Better I just worry about own 27-year-old marriage, thank you very much.
Still, Arau’s skill as a filmmaker, though only sampled fleetingly in this country care of a 2002 TV-movie remake of The Magnificent Ambersons and the supremely underappreciated A Walk in the Clouds (1995), with the figurative material has to be commended. Provided a feast for the eyes, along with the heart and stomach. For that matter, any other patch of skin this cast may have aroused in the course of its mystical, pang-filled pageant of romance and allegory.
Esquivel’s storyline not anything like what her North American neighbors would expect from any rom-com of theirs, or even a British period romance on paperback, or PBS. Perhaps only Jane Eyre comes close to the wrought of lovers kept apart. The onus of family and societal tasks put on women, too. But, nowhere near the same boiling point, or the lack of clothing. Not going confuse Guinness with Mole, here, even if they have similar coloring.
No, the story of Tita’s fight to live her own life, and who she loves, in direct opposition of her mother’s and the traditional values of the period, was ironically based on her knowledge of the kitchen. The expression of food preparation all the more its own measure of foreplay. Even so, it’s what she knows and feels that affects3 all who eat at her table. Her realm, and the depth of feeling she has for it, that far-reaching. Filled with the labors and tangs so in tune with her culture.
Esquival’s tale another that makes life worth living, and epitomized what author Don Winslow grasped with The Power of the Dog: north of the border only winners get respect; here, it’s those who can absorb punishment and still fight on.
Suffering in silence my grandmothers could do (widows who lost children), and readily expected from others in their family — luckily for me, mom’s ma was the nicer of the two.
An organically beautiful film (lensed by Steven Bernstein and Emmanuel Lubezki), and uniquely centered upon its female characters (Lumi Cavazos, Regina Torné, Yareli Arizmendi, and Claudette Maillé shine brightest). Laboring within a society then at war with itself, and each other. Even if Tita and Mamá Elena have lost love wounds, their diametrically opposed reactions (particularly her mother’s accursed turn against her daughter), called for their civil war to be in the home. And touching upon generations.

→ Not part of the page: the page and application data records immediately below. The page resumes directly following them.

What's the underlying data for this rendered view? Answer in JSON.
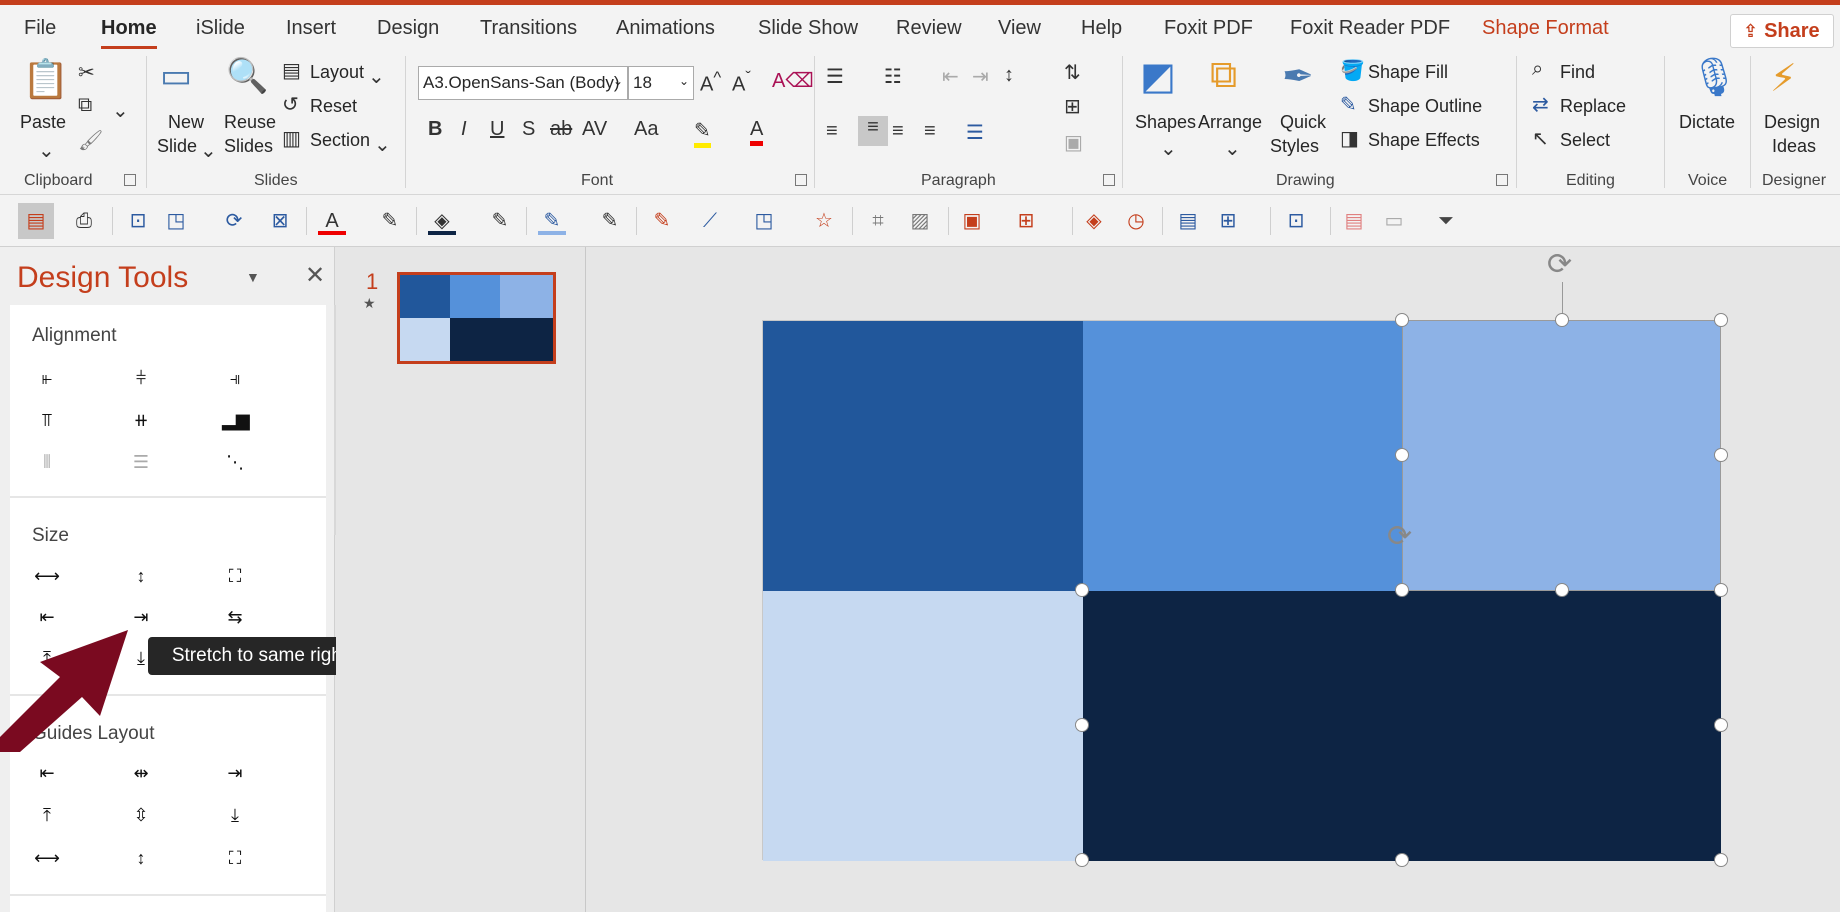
{
  "colors": {
    "accent": "#c43e1c",
    "dark_blue": "#21579b",
    "mid_blue": "#5591da",
    "light_blue": "#8db2e6",
    "pale_blue": "#c6d9f1",
    "navy": "#0d2444"
  },
  "tabs": [
    "File",
    "Home",
    "iSlide",
    "Insert",
    "Design",
    "Transitions",
    "Animations",
    "Slide Show",
    "Review",
    "View",
    "Help",
    "Foxit PDF",
    "Foxit Reader PDF",
    "Shape Format"
  ],
  "active_tab": "Home",
  "share_label": "Share",
  "ribbon": {
    "clipboard": {
      "label": "Clipboard",
      "paste": "Paste"
    },
    "slides": {
      "label": "Slides",
      "new_slide_1": "New",
      "new_slide_2": "Slide",
      "reuse_1": "Reuse",
      "reuse_2": "Slides",
      "layout": "Layout",
      "reset": "Reset",
      "section": "Section"
    },
    "font": {
      "label": "Font",
      "font_name": "A3.OpenSans-San (Body)",
      "font_size": "18"
    },
    "paragraph": {
      "label": "Paragraph"
    },
    "drawing": {
      "label": "Drawing",
      "shapes": "Shapes",
      "arrange": "Arrange",
      "quick_1": "Quick",
      "quick_2": "Styles",
      "shape_fill": "Shape Fill",
      "shape_outline": "Shape Outline",
      "shape_effects": "Shape Effects"
    },
    "editing": {
      "label": "Editing",
      "find": "Find",
      "replace": "Replace",
      "select": "Select"
    },
    "voice": {
      "label": "Voice",
      "dictate": "Dictate"
    },
    "designer": {
      "label": "Designer",
      "ideas_1": "Design",
      "ideas_2": "Ideas"
    }
  },
  "design_tools": {
    "title": "Design Tools",
    "alignment": "Alignment",
    "size": "Size",
    "guides_layout": "Guides Layout",
    "tooltip": "Stretch to same right"
  },
  "thumbnails": {
    "slide_number": "1"
  }
}
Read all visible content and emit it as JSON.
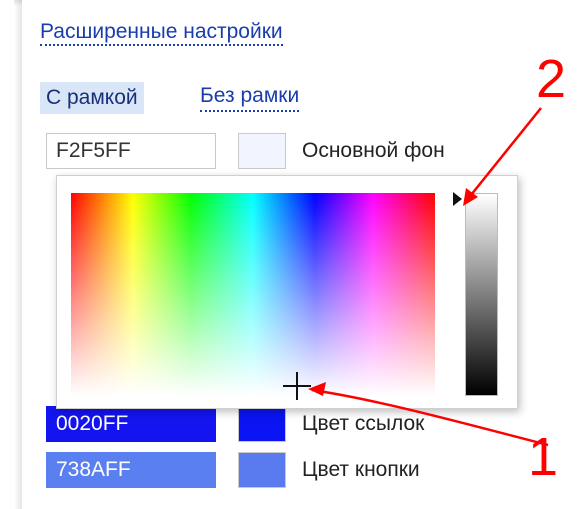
{
  "settings": {
    "advanced_link": "Расширенные настройки",
    "tabs": [
      {
        "label": "С рамкой",
        "active": true
      },
      {
        "label": "Без рамки",
        "active": false
      }
    ]
  },
  "color_rows": [
    {
      "hex": "F2F5FF",
      "swatch_color": "#f2f5ff",
      "label": "Основной фон",
      "input_bg": "#ffffff",
      "input_fg": "#333333"
    },
    {
      "hex": "0020FF",
      "swatch_color": "#0a14f2",
      "label": "Цвет ссылок",
      "input_bg": "#1414f0",
      "input_fg": "#ffffff"
    },
    {
      "hex": "738AFF",
      "swatch_color": "#5a7af0",
      "label": "Цвет кнопки",
      "input_bg": "#5a7ff0",
      "input_fg": "#ffffff"
    }
  ],
  "picker": {
    "crosshair": "crosshair-cursor",
    "brightness_pointer": "triangle-pointer"
  },
  "annotations": [
    {
      "number": "1",
      "color": "#ff0000"
    },
    {
      "number": "2",
      "color": "#ff0000"
    }
  ]
}
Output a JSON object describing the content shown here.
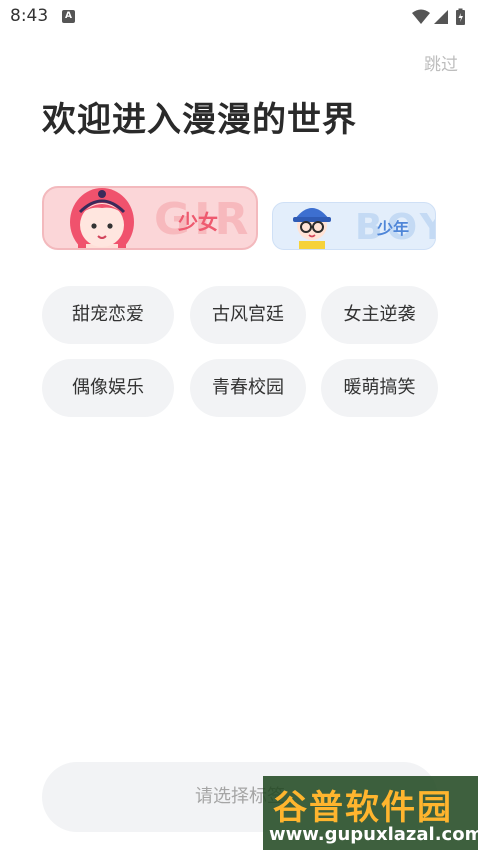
{
  "status_bar": {
    "time": "8:43",
    "notif_letter": "A"
  },
  "header": {
    "skip_label": "跳过",
    "title": "欢迎进入漫漫的世界"
  },
  "gender": {
    "girl": {
      "label": "少女",
      "bg_word": "GIRL"
    },
    "boy": {
      "label": "少年",
      "bg_word": "BOY"
    }
  },
  "tags": [
    "甜宠恋爱",
    "古风宫廷",
    "女主逆袭",
    "偶像娱乐",
    "青春校园",
    "暖萌搞笑"
  ],
  "bottom": {
    "button_label": "请选择标签"
  },
  "watermark": {
    "title": "谷普软件园",
    "url": "www.gupuxlazal.com"
  },
  "colors": {
    "girl_accent": "#ee5a6f",
    "boy_accent": "#4f86d8",
    "tag_bg": "#f2f3f5",
    "skip_text": "#bdbdbd"
  }
}
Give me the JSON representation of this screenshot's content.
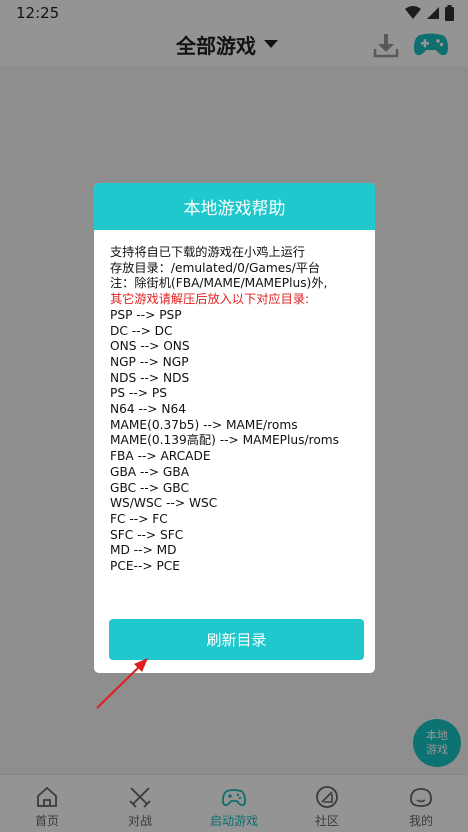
{
  "statusbar": {
    "time": "12:25"
  },
  "header": {
    "title": "全部游戏",
    "icons": [
      "download-icon",
      "gamepad-icon"
    ]
  },
  "fab": {
    "line1": "本地",
    "line2": "游戏"
  },
  "nav": [
    {
      "label": "首页",
      "icon": "home-icon"
    },
    {
      "label": "对战",
      "icon": "swords-icon"
    },
    {
      "label": "启动游戏",
      "icon": "gamepad-icon",
      "active": true
    },
    {
      "label": "社区",
      "icon": "community-icon"
    },
    {
      "label": "我的",
      "icon": "profile-icon"
    }
  ],
  "dialog": {
    "title": "本地游戏帮助",
    "lines": [
      "支持将自已下载的游戏在小鸡上运行",
      "存放目录：/emulated/0/Games/平台",
      "注：除街机(FBA/MAME/MAMEPlus)外,",
      "其它游戏请解压后放入以下对应目录:",
      "PSP --> PSP",
      "DC --> DC",
      "ONS --> ONS",
      "NGP --> NGP",
      "NDS --> NDS",
      "PS --> PS",
      "N64 --> N64",
      "MAME(0.37b5) --> MAME/roms",
      "MAME(0.139高配) --> MAMEPlus/roms",
      "FBA --> ARCADE",
      "GBA --> GBA",
      "GBC --> GBC",
      "WS/WSC --> WSC",
      "FC --> FC",
      "SFC --> SFC",
      "MD --> MD",
      "PCE--> PCE"
    ],
    "refresh_label": "刷新目录"
  },
  "colors": {
    "accent": "#1ec8cc",
    "annotation_red": "#e02020"
  }
}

Nominated a number of times for foreign film awards, as well as on home soil, winning a handful for production and acting (for leads Lumi and Mario Iván Martínez, and Arau’s superb direction) in festivals worldwide, it remains almost as beloved as its source novel. The little film that could, performed much of its magic by framing the actor’s facial expressions, and body language, in contrast to what northern neighbors expected. Pretty good for a Mexican character actor only genre movie fans readily recognize…
Juan: “Joan Wilder… Joan Wilder? *The* Joan Wilder?”
[lowering gun, opening door and walking out]
“You are Joan Wilder, the novelist?”
Joan Wilder: “Well, yes, I am.”
Juan: “I read your books! I read all your books!”
…and who’s gone on to produce and direct a few more than worthy films. Keenly with this stellar effort that didn’t come off in any sense as “cookie-cutter.” Doing so with a cast of faces atypical to what Hollywood has long interpreted as “mainstream” (which yesterday’s award program tried to address). Moreover, it was those same qualities that truly made it a spiritually symbolic work. Arau’s film miraculously pulled off the same extraordinary feat by the closing titles, at least for this reader-viewer, as did the last page of his ex-wife’s novel.
What can I say? Damn allergies!